Education  |   June 2018
Images in Anesthesiology: A Clogged Dialysis Filter Caused by Severe Acutely Induced Hypertriglyceridemia
Author Notes
  • From Augusta University, Medical College of Georgia, Augusta, Georgia.
  • Charles D. Collard, M.D., served as Handling Editor for this article.
    Charles D. Collard, M.D., served as Handling Editor for this article.×
  • This article has been presented as a poster at the International Anesthesia Research Society meeting on May 23, 2016, titled “Hypertriglyceridemia Secondary to Propofol Infusion Complicating Renal Replacement Therapy in a Patient with Hemorrhagic Shock.”
    This article has been presented as a poster at the International Anesthesia Research Society meeting on May 23, 2016, titled “Hypertriglyceridemia Secondary to Propofol Infusion Complicating Renal Replacement Therapy in a Patient with Hemorrhagic Shock.”×
  • Address correspondence to Dr. Diaz Milian: rdiazmilian@augusta.edu
Article Information
Education / Images in Anesthesiology / Endocrine and Metabolic Systems
Education   |   June 2018
Images in Anesthesiology: A Clogged Dialysis Filter Caused by Severe Acutely Induced Hypertriglyceridemia
Anesthesiology 6 2018, Vol.128, 1237. doi:10.1097/ALN.0000000000002058
Anesthesiology 6 2018, Vol.128, 1237. doi:10.1097/ALN.0000000000002058
THE image shows a massive amount of serum fat clogging a dialysis filter in a 55-yr-old cirrhotic surgical patient, who required sedation with propofol for mechanical ventilation after developing hypoxemic respiratory failure. The propofol drip was used for a total of 40 h at an infusion rate of 60 µg · kg–1 · min–1 or less, yet serum triglycerides were found to be markedly elevated. Clogging is caused by a triglyceride-induced procoagulant state, with fibrin and clot deposition in the dialysis membrane.1 
Acute hypertriglyceridemia has been associated with propofol infusions.2  Two mechanisms have been proposed to explain this phenomenon: high fat content of the emulsion can exceed the capability of lipoprotein lipase, causing decreased cellular uptake of fatty acids2,3 ; and direct inhibition of fatty acid oxidation by the drug.

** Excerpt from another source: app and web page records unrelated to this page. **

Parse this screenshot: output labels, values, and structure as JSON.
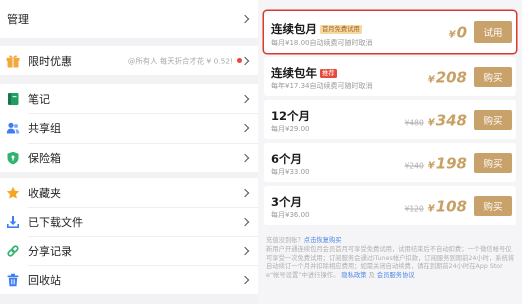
{
  "menu": {
    "manage": {
      "label": "管理"
    },
    "promo": {
      "label": "限时优惠",
      "note": "@所有人 每天折合才花 ¥ 0.52!",
      "icon": "gift-icon",
      "icon_color": "#f3a83b"
    },
    "tools": [
      {
        "label": "笔记",
        "icon": "note-icon",
        "icon_color": "#1e9e63"
      },
      {
        "label": "共享组",
        "icon": "share-group-icon",
        "icon_color": "#3f7df3"
      },
      {
        "label": "保险箱",
        "icon": "vault-shield-icon",
        "icon_color": "#2fb36e"
      }
    ],
    "files": [
      {
        "label": "收藏夹",
        "icon": "star-icon",
        "icon_color": "#f5a623"
      },
      {
        "label": "已下载文件",
        "icon": "download-icon",
        "icon_color": "#3f7df3"
      },
      {
        "label": "分享记录",
        "icon": "link-icon",
        "icon_color": "#2fb36e"
      },
      {
        "label": "回收站",
        "icon": "trash-icon",
        "icon_color": "#3f7df3"
      }
    ]
  },
  "plans": [
    {
      "title": "连续包月",
      "badge": "首月免费试用",
      "subtitle": "每月¥18.00自动续费可随时取消",
      "currency": "¥",
      "amount": "0",
      "button": "试用",
      "selected": true
    },
    {
      "title": "连续包年",
      "badge": "推荐",
      "subtitle": "每年¥17.34自动续费可随时取消",
      "currency": "¥",
      "amount": "208",
      "button": "购买"
    },
    {
      "title": "12个月",
      "subtitle": "每月¥29.00",
      "original_price": "¥480",
      "currency": "¥",
      "amount": "348",
      "button": "购买"
    },
    {
      "title": "6个月",
      "subtitle": "每月¥33.00",
      "original_price": "¥240",
      "currency": "¥",
      "amount": "198",
      "button": "购买"
    },
    {
      "title": "3个月",
      "subtitle": "每月¥36.00",
      "original_price": "¥120",
      "currency": "¥",
      "amount": "108",
      "button": "购买"
    }
  ],
  "footer": {
    "restore_prefix": "充值没到账？",
    "restore_link": "点击恢复购买",
    "terms": "新用户开通连续包月会员首月可享受免费试用，试用结束后不自动扣费；一个微信帐号仅可享受一次免费试用；订阅服务会通过iTunes帐户扣款，订阅服务到期前24小时，系统将自动续订一个月并扣除相应费用；如需关闭自动续费，请在到期前24小时在App Store“帐号设置”中进行操作。",
    "privacy_link": "隐私政策",
    "conjunction": "及",
    "service_link": "会员服务协议"
  },
  "colors": {
    "button": "#c9a26b",
    "price": "#c8a064",
    "selected_border": "#d93a2f",
    "link": "#4c86e6",
    "recommend_badge": "#e64a3d",
    "trial_badge_bg": "#f6d8a5",
    "trial_badge_text": "#a3661c",
    "notification_dot": "#f0433a"
  }
}
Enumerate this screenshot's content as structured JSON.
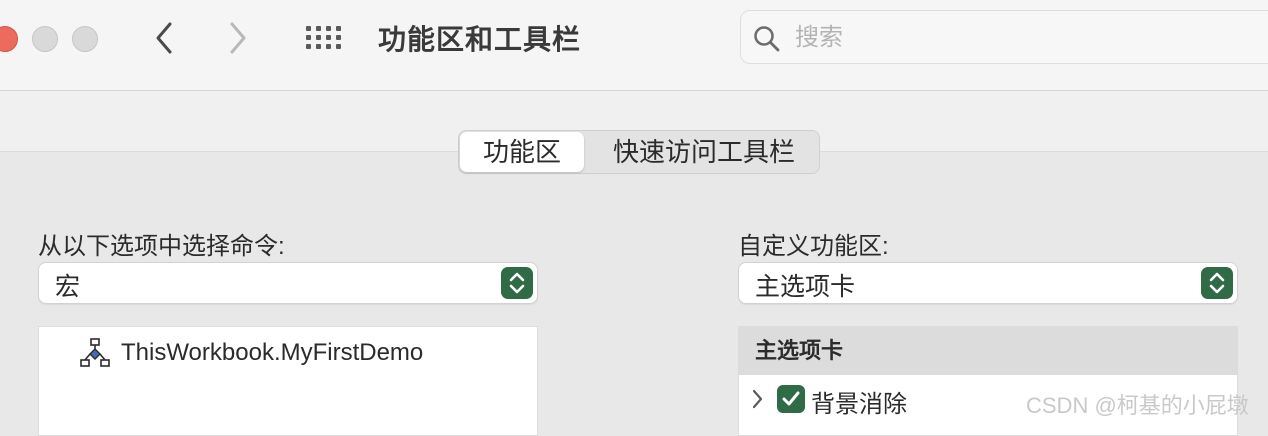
{
  "window": {
    "title": "功能区和工具栏",
    "controls": [
      "close",
      "minimize",
      "zoom"
    ],
    "nav": {
      "back_icon": "chevron-left-icon",
      "forward_icon": "chevron-right-icon",
      "grid_icon": "grid-icon"
    }
  },
  "search": {
    "placeholder": "搜索",
    "value": ""
  },
  "tabs": [
    {
      "label": "功能区",
      "selected": true
    },
    {
      "label": "快速访问工具栏",
      "selected": false
    }
  ],
  "left": {
    "label": "从以下选项中选择命令:",
    "select_value": "宏",
    "items": [
      {
        "label": "ThisWorkbook.MyFirstDemo",
        "icon": "macro-icon"
      }
    ]
  },
  "right": {
    "label": "自定义功能区:",
    "select_value": "主选项卡",
    "tree_header": "主选项卡",
    "tree_items": [
      {
        "label": "背景消除",
        "checked": true,
        "expanded": false
      }
    ]
  },
  "watermark": "CSDN @柯基的小屁墩",
  "colors": {
    "accent": "#2f6b45",
    "close": "#ec6a5e"
  }
}
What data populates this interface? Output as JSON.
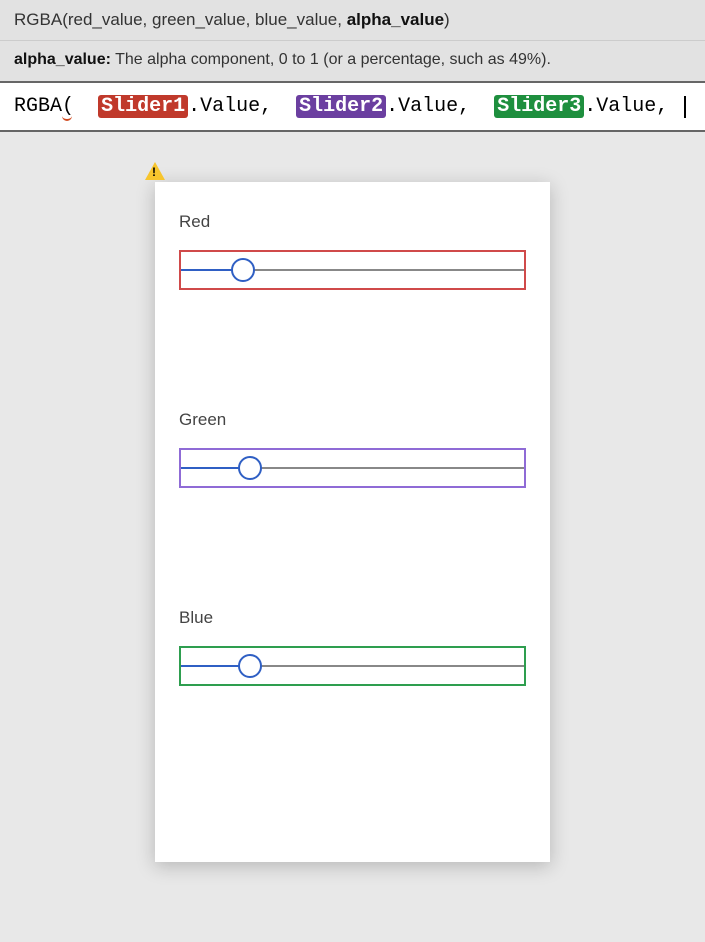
{
  "signature": {
    "fn": "RGBA",
    "param1": "red_value",
    "param2": "green_value",
    "param3": "blue_value",
    "param_active": "alpha_value"
  },
  "hint": {
    "label": "alpha_value:",
    "text": "The alpha component, 0 to 1 (or a percentage, such as 49%)."
  },
  "formula": {
    "fn": "RGBA",
    "open": "(",
    "slider1": "Slider1",
    "slider2": "Slider2",
    "slider3": "Slider3",
    "prop": ".Value",
    "comma": ","
  },
  "sliders": [
    {
      "label": "Red",
      "percent": 18,
      "box": "box-red"
    },
    {
      "label": "Green",
      "percent": 20,
      "box": "box-purple"
    },
    {
      "label": "Blue",
      "percent": 20,
      "box": "box-green"
    }
  ]
}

If propofol-induced hypertriglyceridemia is suspected, it is crucial to stop the infusion. Treatment consists of insulin and dextrose administration, which acts by promoting lipoprotein lipase activity.